William Faulkner described fiction as, “The human heart at conflict with itself,” this story has it at its centre. David Vann is one that juxtaposes characters, love, struggles, and nature. He places them in various environments, with their journey, in the wilderness, in islands, in mountains, and now with this tale, fish. This is a tale in the first person narrative, with a potent and visceral prose, in the voice of a young girl. Unflinching and unwavering in interest, the author has you in the tragedy and the journey of this girl and what surrounds her right to the end.
“My mother that evening was tired. She lay on the couch and I snugged against her and we watched TV, mostly commercials. Back in our aquarium, as territorial and easily found as any fish. We had only four places to hide in this tank: the couch, the bed, the table, and the bathroom. If you checked those four spots, you’d always find us.The bare white walls gone blue in the light from the TV, no different from glass. A ceiling clamped down above so we couldn’t jump out and escape. Sound of a filter and pump running, the heating unit, keeping us at the right temperature.The only question was who was outside, looking in.”
“East Yesler Way didn’t seem like it was in a city. Lined with two-story apartment complexes, with front yards that looked like backyards, some of them littered with plastic toys and laundry and thrown-away furniture but most looking tidy enough behind their chain-link fences. Smokers standing in the cold, watching me pass. Maybe it did look like a city. Just not downtown, even though we were close. Almost every day someone was moving in or out. And they could be anyone, any race or age, with or without kids. Like one big motel, that entire long street, built for no one’s dream. I didn’t like East Yesler Way because no one belonged, but for some reason I never walked down one of the other streets. I had a pathway, a route, as unthinking as the sharks that circled like monks. I felt safe, at least, in my big jacket, and no one bothered me, which I find amazing when I look back on it now. I Google the street and see the crime rate at three times the national average,car theft almost six times higher.I think of my mother and the teachers at school letting me walk that route every day, and I’m filled with a rage that will never go away because it comes from some hollow vertigo unfinished. I feel dizzy with fear for my former self, and how can that be? I’m here now. I’m safe. I have a job. I’m thirty-two years old. I live in a better section of town. I should forgive and forget. The only thing that kept me moving along that street each afternoon was the blue at the end, the sea visible because we were on a hill. That blue promised the aquarium. A gauntlet leading to a sanctuary. I could have stayed in an after-school program, but it was my choice to visit the fish. They were emissaries sent from a larger world.They were the same as possibility, a kind of promise.”

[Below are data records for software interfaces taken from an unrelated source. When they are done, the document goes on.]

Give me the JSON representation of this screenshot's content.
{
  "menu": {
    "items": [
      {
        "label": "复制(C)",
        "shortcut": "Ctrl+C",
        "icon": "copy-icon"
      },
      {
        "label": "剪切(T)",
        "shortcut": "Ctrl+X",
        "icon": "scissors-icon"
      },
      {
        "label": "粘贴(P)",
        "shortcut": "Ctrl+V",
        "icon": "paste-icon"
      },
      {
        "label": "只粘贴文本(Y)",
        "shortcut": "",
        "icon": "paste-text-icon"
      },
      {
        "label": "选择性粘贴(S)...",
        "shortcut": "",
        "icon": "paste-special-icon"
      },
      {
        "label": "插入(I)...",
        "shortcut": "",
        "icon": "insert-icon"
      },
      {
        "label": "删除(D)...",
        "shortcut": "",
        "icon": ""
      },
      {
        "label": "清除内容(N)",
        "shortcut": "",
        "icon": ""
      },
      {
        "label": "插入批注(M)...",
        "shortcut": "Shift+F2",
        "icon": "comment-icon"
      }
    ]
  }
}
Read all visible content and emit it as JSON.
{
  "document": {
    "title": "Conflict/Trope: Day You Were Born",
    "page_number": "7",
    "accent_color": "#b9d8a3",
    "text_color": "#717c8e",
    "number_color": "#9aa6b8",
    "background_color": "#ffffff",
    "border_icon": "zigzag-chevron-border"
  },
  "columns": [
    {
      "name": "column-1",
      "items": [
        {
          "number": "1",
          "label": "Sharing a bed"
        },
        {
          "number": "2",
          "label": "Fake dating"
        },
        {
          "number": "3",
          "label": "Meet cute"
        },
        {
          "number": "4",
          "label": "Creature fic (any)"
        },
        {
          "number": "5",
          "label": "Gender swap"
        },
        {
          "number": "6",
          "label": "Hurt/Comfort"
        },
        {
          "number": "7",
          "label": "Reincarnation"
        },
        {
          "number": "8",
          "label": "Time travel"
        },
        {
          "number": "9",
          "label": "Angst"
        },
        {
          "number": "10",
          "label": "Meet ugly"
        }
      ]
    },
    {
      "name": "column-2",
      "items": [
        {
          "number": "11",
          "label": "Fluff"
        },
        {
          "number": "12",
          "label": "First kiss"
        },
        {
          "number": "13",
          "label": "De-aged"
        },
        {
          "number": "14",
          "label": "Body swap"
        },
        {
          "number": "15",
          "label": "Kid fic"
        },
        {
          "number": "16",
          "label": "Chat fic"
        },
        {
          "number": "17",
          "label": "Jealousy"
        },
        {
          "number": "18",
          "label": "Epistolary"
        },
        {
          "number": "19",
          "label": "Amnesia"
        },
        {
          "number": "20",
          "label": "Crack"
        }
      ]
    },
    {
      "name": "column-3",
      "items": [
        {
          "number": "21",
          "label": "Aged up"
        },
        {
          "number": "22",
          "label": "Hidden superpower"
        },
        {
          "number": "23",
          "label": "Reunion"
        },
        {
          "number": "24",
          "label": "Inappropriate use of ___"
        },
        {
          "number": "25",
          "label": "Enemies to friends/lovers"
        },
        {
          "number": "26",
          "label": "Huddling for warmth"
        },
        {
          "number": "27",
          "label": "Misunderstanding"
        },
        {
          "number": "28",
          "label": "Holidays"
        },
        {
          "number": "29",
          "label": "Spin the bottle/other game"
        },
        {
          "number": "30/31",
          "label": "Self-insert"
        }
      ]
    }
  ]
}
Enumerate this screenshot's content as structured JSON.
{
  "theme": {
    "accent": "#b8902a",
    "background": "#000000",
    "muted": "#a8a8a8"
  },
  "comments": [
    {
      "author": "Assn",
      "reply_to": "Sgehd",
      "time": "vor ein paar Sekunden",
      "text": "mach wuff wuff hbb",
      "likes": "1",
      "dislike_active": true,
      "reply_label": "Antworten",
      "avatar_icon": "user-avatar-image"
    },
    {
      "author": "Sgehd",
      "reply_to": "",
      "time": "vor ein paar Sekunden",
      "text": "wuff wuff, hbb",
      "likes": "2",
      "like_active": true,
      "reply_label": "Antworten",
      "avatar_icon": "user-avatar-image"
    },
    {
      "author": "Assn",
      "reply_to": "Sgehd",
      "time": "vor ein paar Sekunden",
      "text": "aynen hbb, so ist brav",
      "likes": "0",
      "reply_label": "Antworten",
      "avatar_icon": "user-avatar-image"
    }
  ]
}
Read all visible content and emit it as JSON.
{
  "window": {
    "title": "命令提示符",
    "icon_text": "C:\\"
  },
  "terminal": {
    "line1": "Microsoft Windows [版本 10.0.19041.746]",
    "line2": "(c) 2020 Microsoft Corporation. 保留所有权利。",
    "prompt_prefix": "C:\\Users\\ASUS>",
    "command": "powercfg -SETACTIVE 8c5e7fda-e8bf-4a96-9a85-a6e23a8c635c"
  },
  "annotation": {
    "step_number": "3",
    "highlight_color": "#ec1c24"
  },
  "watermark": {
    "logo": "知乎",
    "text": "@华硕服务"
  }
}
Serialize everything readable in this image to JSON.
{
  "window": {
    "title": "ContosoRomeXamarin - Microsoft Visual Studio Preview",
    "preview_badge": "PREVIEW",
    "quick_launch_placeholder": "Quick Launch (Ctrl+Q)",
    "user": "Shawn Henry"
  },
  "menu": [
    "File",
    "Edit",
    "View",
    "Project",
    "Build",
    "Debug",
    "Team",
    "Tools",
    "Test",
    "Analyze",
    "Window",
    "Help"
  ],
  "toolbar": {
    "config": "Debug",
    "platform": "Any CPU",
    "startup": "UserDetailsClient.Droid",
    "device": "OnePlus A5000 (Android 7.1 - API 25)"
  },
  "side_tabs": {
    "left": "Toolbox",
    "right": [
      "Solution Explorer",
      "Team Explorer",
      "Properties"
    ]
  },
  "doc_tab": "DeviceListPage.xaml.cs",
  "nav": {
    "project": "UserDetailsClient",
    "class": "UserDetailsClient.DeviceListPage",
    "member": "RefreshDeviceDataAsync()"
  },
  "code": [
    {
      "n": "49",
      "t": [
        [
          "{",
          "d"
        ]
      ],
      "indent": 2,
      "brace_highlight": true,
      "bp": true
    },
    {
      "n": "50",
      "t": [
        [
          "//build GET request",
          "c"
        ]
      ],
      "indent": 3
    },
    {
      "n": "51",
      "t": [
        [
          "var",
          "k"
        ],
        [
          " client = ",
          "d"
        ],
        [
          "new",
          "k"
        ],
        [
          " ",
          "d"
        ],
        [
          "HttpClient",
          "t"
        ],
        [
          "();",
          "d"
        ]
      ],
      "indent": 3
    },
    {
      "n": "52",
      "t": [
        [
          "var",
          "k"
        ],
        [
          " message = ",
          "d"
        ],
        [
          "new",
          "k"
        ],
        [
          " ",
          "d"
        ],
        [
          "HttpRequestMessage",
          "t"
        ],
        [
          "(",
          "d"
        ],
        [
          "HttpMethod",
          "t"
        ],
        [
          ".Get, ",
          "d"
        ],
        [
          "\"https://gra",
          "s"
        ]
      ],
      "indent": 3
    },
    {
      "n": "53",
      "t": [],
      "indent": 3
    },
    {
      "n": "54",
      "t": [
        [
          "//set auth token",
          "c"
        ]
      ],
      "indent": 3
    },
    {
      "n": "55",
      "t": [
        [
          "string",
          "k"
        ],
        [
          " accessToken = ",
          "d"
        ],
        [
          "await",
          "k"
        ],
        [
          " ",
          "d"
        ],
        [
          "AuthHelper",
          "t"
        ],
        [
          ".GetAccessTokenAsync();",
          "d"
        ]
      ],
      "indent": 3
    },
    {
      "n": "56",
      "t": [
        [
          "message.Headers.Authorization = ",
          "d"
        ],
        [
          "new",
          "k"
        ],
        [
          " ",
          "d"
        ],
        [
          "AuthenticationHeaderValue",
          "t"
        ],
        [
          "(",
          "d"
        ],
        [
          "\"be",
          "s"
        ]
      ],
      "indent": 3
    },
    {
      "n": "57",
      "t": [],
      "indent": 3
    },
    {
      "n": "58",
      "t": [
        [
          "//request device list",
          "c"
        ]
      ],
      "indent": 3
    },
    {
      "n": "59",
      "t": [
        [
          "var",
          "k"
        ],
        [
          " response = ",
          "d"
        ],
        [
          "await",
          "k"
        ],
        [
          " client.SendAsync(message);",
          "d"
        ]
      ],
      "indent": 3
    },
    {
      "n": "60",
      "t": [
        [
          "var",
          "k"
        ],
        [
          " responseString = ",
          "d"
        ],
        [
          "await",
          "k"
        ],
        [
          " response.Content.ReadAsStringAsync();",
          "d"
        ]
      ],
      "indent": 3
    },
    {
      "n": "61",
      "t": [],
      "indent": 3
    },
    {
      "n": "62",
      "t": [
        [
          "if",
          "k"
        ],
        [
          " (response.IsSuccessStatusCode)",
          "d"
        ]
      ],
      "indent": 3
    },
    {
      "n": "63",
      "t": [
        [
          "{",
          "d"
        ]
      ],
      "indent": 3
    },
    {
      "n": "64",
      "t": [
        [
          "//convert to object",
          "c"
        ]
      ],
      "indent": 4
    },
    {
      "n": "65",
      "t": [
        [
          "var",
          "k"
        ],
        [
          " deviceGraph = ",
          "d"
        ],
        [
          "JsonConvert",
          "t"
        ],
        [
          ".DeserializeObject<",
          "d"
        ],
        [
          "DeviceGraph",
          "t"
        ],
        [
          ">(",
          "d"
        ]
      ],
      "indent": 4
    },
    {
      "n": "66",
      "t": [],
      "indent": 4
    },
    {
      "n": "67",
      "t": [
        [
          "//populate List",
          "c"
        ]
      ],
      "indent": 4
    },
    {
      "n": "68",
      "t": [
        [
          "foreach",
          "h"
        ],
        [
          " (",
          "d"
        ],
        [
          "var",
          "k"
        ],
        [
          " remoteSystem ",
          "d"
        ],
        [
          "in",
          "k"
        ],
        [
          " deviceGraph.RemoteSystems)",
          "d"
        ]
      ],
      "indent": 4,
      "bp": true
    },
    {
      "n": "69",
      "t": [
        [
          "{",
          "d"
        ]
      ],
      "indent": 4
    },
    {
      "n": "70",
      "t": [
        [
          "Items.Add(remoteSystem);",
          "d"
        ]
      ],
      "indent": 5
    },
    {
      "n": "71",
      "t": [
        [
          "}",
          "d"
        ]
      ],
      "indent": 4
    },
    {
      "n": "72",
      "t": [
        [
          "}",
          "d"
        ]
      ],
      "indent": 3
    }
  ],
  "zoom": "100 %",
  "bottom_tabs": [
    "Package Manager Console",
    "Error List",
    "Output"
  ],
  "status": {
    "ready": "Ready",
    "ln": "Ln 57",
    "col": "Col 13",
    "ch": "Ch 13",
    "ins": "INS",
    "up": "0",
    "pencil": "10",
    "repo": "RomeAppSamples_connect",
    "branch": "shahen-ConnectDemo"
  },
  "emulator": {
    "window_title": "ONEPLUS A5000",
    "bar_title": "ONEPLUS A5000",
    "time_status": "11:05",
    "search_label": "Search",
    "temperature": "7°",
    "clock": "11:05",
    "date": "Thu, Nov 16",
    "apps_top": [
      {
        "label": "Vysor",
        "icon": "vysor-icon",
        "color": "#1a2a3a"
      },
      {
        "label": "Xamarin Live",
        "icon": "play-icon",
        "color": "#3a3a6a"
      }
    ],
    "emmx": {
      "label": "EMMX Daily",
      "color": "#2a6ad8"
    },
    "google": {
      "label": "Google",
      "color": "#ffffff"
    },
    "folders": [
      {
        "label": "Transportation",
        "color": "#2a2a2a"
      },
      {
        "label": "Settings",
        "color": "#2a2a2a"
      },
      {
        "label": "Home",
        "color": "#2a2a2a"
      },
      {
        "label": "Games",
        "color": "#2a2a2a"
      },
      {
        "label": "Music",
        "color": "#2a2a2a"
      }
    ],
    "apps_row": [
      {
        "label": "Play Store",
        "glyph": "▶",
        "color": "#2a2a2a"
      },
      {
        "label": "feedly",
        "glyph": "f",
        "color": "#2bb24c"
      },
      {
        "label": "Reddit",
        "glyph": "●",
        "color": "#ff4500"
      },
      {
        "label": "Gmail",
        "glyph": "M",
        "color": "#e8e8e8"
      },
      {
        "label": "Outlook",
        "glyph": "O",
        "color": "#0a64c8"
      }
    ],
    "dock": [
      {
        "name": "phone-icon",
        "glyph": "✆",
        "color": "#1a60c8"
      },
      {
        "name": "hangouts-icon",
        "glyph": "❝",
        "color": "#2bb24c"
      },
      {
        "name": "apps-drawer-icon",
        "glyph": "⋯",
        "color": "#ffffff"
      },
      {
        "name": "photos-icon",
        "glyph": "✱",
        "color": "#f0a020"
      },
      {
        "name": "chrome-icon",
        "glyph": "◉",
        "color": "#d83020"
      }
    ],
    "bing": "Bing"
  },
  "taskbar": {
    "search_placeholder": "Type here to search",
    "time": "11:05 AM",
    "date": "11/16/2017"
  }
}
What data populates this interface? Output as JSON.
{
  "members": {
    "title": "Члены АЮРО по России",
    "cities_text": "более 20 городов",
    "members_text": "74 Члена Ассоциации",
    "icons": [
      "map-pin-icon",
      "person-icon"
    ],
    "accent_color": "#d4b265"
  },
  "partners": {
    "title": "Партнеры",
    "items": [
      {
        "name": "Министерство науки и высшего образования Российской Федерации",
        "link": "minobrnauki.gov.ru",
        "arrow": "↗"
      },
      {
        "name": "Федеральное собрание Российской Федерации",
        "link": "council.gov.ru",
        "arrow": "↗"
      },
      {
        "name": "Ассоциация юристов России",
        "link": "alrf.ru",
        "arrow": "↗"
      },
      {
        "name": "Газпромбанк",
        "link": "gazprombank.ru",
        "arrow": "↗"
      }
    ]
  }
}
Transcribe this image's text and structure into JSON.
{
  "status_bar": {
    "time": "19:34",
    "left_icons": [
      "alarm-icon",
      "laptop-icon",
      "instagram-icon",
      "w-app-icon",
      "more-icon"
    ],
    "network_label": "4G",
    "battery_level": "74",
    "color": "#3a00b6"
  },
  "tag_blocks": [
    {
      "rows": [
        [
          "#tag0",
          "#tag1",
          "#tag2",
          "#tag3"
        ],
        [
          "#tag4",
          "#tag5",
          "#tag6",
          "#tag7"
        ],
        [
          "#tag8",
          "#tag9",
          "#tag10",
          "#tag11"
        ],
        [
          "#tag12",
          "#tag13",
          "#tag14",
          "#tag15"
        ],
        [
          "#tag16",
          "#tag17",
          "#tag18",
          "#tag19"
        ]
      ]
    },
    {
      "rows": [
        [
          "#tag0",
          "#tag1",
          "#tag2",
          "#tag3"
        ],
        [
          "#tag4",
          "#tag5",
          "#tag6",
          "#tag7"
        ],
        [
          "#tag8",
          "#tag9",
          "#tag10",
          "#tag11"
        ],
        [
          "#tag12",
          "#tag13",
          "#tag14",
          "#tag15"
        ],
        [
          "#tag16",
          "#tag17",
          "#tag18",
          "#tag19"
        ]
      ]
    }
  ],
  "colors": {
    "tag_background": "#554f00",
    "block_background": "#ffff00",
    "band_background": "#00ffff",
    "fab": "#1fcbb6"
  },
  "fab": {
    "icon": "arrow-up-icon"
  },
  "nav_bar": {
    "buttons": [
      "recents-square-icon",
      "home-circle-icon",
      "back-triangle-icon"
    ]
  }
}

“Everything bad in this world comes from men, my mother said.You have to know that. All violence, all fear, all slavery. Everything that crushes us.”
“How do you put a family back together, and how do you forgive?”